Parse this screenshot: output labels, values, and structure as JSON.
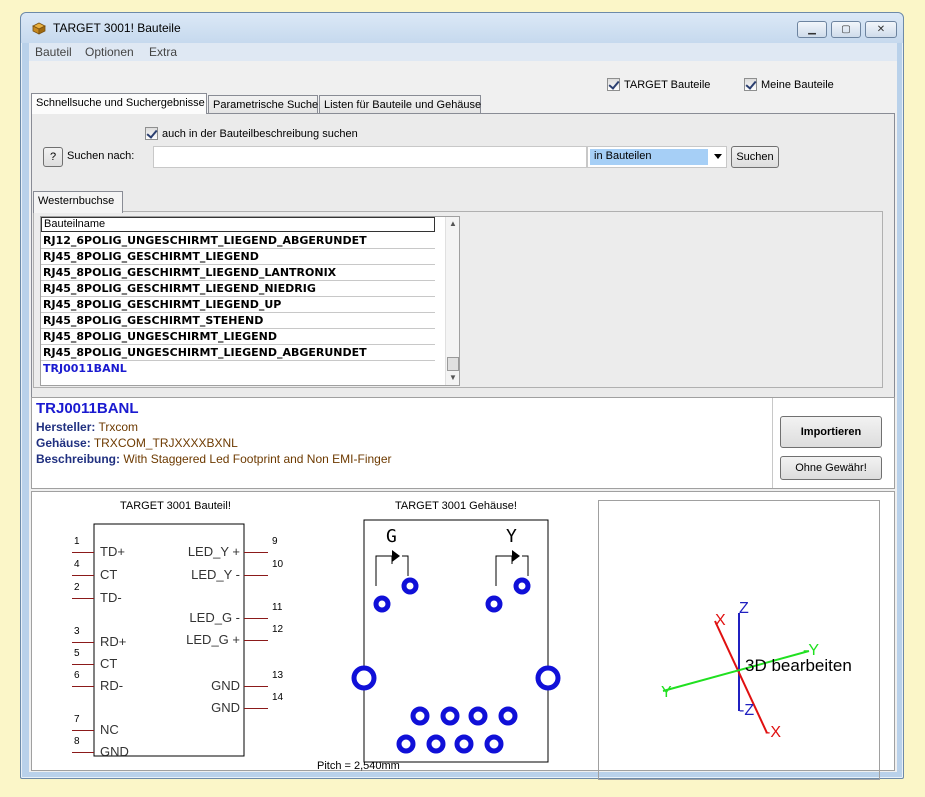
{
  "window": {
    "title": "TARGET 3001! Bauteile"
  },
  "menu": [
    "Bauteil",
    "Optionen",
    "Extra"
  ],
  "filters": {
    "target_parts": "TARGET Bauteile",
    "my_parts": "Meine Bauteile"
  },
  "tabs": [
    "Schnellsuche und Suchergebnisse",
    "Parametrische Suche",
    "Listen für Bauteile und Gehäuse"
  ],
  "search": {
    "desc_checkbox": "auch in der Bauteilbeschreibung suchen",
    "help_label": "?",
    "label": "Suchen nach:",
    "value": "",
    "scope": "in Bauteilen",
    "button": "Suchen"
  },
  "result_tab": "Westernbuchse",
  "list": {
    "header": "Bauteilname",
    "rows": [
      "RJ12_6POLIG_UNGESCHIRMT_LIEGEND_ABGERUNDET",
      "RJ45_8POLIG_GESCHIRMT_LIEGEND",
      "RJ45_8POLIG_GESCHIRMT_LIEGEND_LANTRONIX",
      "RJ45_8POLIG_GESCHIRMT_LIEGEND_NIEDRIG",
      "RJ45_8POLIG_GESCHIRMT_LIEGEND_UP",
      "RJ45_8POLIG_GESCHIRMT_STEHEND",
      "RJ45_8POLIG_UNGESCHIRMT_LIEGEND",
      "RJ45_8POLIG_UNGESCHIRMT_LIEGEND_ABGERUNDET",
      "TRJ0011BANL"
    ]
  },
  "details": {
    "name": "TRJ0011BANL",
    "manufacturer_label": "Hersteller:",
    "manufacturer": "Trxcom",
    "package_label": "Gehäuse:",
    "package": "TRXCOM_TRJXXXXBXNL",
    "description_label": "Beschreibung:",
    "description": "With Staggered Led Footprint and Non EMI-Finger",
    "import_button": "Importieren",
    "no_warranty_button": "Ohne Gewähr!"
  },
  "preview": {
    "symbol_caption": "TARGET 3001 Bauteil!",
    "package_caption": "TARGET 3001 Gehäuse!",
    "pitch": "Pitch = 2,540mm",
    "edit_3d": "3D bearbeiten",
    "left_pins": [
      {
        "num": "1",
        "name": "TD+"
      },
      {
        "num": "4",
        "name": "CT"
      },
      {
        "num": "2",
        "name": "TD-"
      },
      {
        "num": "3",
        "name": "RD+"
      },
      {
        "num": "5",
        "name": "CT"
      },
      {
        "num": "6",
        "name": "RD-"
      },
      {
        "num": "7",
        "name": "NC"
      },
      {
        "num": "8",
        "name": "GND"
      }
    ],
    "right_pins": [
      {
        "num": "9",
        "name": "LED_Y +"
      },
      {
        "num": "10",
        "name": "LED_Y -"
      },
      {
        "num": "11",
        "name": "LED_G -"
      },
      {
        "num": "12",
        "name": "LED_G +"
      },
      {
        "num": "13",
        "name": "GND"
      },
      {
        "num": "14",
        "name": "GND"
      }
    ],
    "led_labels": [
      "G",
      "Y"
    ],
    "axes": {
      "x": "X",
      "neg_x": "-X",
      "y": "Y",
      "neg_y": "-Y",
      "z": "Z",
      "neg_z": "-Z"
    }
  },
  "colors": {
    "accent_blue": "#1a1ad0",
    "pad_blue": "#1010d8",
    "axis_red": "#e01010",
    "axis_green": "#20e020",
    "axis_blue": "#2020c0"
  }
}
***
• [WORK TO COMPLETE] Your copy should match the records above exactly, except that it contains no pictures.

• [ANSWER SECTION]
Parse this screenshot: output labels, values, and structure as JSON.
{
  "window": {
    "title": "TARGET 3001! Bauteile"
  },
  "menu": [
    "Bauteil",
    "Optionen",
    "Extra"
  ],
  "filters": {
    "target_parts": "TARGET Bauteile",
    "my_parts": "Meine Bauteile"
  },
  "tabs": [
    "Schnellsuche und Suchergebnisse",
    "Parametrische Suche",
    "Listen für Bauteile und Gehäuse"
  ],
  "search": {
    "desc_checkbox": "auch in der Bauteilbeschreibung suchen",
    "help_label": "?",
    "label": "Suchen nach:",
    "value": "",
    "scope": "in Bauteilen",
    "button": "Suchen"
  },
  "result_tab": "Westernbuchse",
  "list": {
    "header": "Bauteilname",
    "rows": [
      "RJ12_6POLIG_UNGESCHIRMT_LIEGEND_ABGERUNDET",
      "RJ45_8POLIG_GESCHIRMT_LIEGEND",
      "RJ45_8POLIG_GESCHIRMT_LIEGEND_LANTRONIX",
      "RJ45_8POLIG_GESCHIRMT_LIEGEND_NIEDRIG",
      "RJ45_8POLIG_GESCHIRMT_LIEGEND_UP",
      "RJ45_8POLIG_GESCHIRMT_STEHEND",
      "RJ45_8POLIG_UNGESCHIRMT_LIEGEND",
      "RJ45_8POLIG_UNGESCHIRMT_LIEGEND_ABGERUNDET",
      "TRJ0011BANL"
    ]
  },
  "details": {
    "name": "TRJ0011BANL",
    "manufacturer_label": "Hersteller:",
    "manufacturer": "Trxcom",
    "package_label": "Gehäuse:",
    "package": "TRXCOM_TRJXXXXBXNL",
    "description_label": "Beschreibung:",
    "description": "With Staggered Led Footprint and Non EMI-Finger",
    "import_button": "Importieren",
    "no_warranty_button": "Ohne Gewähr!"
  },
  "preview": {
    "symbol_caption": "TARGET 3001 Bauteil!",
    "package_caption": "TARGET 3001 Gehäuse!",
    "pitch": "Pitch = 2,540mm",
    "edit_3d": "3D bearbeiten",
    "left_pins": [
      {
        "num": "1",
        "name": "TD+"
      },
      {
        "num": "4",
        "name": "CT"
      },
      {
        "num": "2",
        "name": "TD-"
      },
      {
        "num": "3",
        "name": "RD+"
      },
      {
        "num": "5",
        "name": "CT"
      },
      {
        "num": "6",
        "name": "RD-"
      },
      {
        "num": "7",
        "name": "NC"
      },
      {
        "num": "8",
        "name": "GND"
      }
    ],
    "right_pins": [
      {
        "num": "9",
        "name": "LED_Y +"
      },
      {
        "num": "10",
        "name": "LED_Y -"
      },
      {
        "num": "11",
        "name": "LED_G -"
      },
      {
        "num": "12",
        "name": "LED_G +"
      },
      {
        "num": "13",
        "name": "GND"
      },
      {
        "num": "14",
        "name": "GND"
      }
    ],
    "led_labels": [
      "G",
      "Y"
    ],
    "axes": {
      "x": "X",
      "neg_x": "-X",
      "y": "Y",
      "neg_y": "-Y",
      "z": "Z",
      "neg_z": "-Z"
    }
  },
  "colors": {
    "accent_blue": "#1a1ad0",
    "pad_blue": "#1010d8",
    "axis_red": "#e01010",
    "axis_green": "#20e020",
    "axis_blue": "#2020c0"
  }
}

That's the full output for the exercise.